A virtual turn of these pages will bring you to Mark Wyers’ microfiction, as well as to the second in our series of Criminal Elements pocket anthologies, this one containing extracts from more lengthy prose works by Alan Learst, Thomas Carney and John Feiffer. The former two are Wall 5 alums, and the latter is new to these pages.
We are also privileged to present a chapter of Marta Aponte Alsina’s novel The Happy Death of William Carlos Williams, both in English translation and its original Spanish.
Nor do these pages lack for poetry, including work by Rozann Kraus. Jan Schmidt’s essay in remembrance of her late friend and collaborator J.D. Rage contains a selection of poems by this multifaceted artist whose work encapsulates the spirit of the East Village’s Punk/No Wave era.
Nonfictionwise, we are delighted to re-present Joe Dimow’s account of his experiences as a Milgram experiment subject, first published in 2004. His piece feels especially resonant in our present political climate.
Add to the mix yours truly’s appreciation of Aretha Franklin’s “Think,” and a meditation on the cultural slippery slope of translation from the Chinese.
On the visual front, you’ll find further selections from Bill Gubbins’ astonishing images of Greater Nashville, This American Carnage, whose title ironically twists a phrase used by Donald Trump in his inaugural address. Taken together with Alan Learst’s documentation of Detroit’s vicissitudes, these images gesture toward a newly emerging photographic “literature” of protest.
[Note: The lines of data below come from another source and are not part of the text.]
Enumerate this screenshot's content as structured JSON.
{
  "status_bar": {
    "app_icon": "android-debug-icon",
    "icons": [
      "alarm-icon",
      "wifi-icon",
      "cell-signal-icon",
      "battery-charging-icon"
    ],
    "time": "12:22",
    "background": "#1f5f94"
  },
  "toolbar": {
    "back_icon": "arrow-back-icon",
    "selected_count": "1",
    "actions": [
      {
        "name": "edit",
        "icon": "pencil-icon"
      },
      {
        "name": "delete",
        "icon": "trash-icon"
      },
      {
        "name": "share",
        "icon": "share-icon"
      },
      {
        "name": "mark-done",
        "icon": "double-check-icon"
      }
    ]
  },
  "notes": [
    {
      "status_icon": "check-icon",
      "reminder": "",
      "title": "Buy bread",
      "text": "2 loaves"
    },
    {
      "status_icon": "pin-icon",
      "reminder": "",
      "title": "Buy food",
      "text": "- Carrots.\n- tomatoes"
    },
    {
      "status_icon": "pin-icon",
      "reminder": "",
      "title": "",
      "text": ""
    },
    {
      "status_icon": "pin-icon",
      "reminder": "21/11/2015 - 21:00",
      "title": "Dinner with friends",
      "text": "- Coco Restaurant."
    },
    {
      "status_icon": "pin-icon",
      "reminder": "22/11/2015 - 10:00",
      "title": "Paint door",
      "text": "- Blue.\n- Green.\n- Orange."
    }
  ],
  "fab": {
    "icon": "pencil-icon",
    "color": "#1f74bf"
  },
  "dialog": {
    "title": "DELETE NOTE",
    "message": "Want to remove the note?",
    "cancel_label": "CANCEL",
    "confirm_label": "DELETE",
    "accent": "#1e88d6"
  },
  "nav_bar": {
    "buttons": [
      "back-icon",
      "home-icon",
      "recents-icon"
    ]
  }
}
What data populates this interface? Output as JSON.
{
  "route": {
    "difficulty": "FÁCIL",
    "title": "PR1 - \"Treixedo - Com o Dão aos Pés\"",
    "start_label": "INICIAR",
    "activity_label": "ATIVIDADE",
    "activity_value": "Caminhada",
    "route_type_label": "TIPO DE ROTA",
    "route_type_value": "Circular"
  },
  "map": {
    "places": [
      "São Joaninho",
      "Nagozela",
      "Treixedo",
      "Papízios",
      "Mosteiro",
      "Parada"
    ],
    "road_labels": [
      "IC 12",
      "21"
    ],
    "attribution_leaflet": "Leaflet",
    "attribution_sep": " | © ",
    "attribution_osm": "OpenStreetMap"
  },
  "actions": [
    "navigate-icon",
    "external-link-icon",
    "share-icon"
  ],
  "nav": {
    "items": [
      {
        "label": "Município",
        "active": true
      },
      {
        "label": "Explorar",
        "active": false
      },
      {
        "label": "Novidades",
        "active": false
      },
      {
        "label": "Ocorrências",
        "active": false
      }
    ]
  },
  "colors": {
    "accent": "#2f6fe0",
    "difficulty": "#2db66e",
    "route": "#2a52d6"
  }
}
This issue's Remarkable Reads: review and commentary by Bronwyn Mills on work by Kurdish Iranian, Behrouz Boochani, and a memoir about the last of the Black Mountain graduates by Martha King.
A time and space-warping Colophon and an updated News and Links page top off our (unofficial) Holiday Cornucopia of The Wall, into which we have built numerous portals. We hope you’ll have a fruitful time within. No visas necessary, just a desire to enter.
— Eric Darton for the Editors